*** Block opens ***

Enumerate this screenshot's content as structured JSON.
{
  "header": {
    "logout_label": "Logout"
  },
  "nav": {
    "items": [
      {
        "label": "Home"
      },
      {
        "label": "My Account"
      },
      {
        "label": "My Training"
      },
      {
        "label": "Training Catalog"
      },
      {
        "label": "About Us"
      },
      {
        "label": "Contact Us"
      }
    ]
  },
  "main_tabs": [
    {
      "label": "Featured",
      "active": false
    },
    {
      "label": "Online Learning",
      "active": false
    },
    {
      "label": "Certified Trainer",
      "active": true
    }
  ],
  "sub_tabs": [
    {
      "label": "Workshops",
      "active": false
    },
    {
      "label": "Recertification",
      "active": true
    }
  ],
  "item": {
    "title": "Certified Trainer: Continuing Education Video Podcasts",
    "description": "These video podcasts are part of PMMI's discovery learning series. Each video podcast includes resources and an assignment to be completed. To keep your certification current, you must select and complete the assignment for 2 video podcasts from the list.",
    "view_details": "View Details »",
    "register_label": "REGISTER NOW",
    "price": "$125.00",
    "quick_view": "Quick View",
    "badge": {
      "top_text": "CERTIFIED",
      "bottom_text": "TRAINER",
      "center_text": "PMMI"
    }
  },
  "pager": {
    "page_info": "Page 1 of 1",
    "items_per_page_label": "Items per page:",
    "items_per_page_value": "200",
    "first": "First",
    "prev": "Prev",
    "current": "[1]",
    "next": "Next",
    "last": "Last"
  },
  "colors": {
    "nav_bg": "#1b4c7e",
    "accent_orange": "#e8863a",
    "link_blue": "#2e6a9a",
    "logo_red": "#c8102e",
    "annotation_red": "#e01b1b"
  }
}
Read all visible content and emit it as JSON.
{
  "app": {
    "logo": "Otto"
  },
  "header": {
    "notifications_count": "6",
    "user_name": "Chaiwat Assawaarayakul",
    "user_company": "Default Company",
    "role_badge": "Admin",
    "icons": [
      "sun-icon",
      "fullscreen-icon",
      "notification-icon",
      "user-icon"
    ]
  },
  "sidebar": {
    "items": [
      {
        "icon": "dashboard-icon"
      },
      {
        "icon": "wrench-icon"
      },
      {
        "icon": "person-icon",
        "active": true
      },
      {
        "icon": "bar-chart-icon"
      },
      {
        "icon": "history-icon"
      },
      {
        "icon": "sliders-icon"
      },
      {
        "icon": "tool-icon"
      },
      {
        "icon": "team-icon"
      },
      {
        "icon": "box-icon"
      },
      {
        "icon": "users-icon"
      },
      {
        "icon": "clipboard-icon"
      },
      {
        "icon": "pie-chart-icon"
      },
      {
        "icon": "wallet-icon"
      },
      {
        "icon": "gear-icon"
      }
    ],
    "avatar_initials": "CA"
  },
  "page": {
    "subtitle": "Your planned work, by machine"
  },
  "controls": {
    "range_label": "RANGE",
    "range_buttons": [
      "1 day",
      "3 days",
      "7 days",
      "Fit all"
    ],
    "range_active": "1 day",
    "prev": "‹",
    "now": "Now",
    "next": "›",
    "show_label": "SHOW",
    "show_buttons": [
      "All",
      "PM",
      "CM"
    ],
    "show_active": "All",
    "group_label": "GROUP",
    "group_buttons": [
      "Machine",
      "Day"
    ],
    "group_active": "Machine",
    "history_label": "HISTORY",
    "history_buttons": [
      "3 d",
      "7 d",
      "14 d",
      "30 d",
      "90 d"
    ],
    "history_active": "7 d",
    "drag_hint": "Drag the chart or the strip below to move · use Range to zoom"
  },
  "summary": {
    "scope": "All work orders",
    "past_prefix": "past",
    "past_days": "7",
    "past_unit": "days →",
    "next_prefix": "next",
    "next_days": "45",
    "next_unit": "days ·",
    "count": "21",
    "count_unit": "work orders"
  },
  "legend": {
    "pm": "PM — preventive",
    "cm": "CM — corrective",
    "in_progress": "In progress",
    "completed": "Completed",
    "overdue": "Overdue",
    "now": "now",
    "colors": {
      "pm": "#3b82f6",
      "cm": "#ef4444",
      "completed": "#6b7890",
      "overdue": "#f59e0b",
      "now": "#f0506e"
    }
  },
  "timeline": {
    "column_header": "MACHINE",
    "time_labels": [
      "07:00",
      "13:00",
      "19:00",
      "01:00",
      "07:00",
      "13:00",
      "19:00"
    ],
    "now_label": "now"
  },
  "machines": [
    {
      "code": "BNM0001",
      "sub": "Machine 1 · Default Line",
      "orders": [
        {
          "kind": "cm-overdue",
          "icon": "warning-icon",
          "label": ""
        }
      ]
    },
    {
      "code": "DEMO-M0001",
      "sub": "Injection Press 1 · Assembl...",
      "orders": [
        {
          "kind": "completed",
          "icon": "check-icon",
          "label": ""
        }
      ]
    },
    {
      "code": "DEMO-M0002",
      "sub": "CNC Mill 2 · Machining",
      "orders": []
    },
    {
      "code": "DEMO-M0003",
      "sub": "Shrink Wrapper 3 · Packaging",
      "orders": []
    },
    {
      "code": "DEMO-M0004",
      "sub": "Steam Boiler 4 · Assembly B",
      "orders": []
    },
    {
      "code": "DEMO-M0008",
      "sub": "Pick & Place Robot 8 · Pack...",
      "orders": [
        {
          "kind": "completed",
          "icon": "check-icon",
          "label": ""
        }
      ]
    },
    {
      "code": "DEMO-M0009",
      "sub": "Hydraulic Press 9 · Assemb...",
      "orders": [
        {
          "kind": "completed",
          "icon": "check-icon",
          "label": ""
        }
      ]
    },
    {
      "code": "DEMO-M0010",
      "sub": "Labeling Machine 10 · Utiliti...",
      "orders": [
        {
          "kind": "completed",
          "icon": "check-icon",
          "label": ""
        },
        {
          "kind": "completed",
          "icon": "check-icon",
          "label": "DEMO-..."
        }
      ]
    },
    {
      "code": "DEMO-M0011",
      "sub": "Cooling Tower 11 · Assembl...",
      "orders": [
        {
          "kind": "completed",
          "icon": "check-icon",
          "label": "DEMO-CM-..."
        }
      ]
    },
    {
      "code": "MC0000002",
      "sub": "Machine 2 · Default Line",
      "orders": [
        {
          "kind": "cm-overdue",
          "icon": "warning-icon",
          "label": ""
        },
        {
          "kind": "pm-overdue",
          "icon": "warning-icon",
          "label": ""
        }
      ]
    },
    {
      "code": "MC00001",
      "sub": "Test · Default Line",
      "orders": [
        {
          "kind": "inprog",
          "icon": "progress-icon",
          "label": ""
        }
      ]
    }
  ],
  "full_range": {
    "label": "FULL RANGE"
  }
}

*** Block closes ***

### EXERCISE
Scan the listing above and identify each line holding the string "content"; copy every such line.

### TASK RESPONSE
Enumerate this screenshot's content as structured JSON.
Read all visible content and emit it as JSON.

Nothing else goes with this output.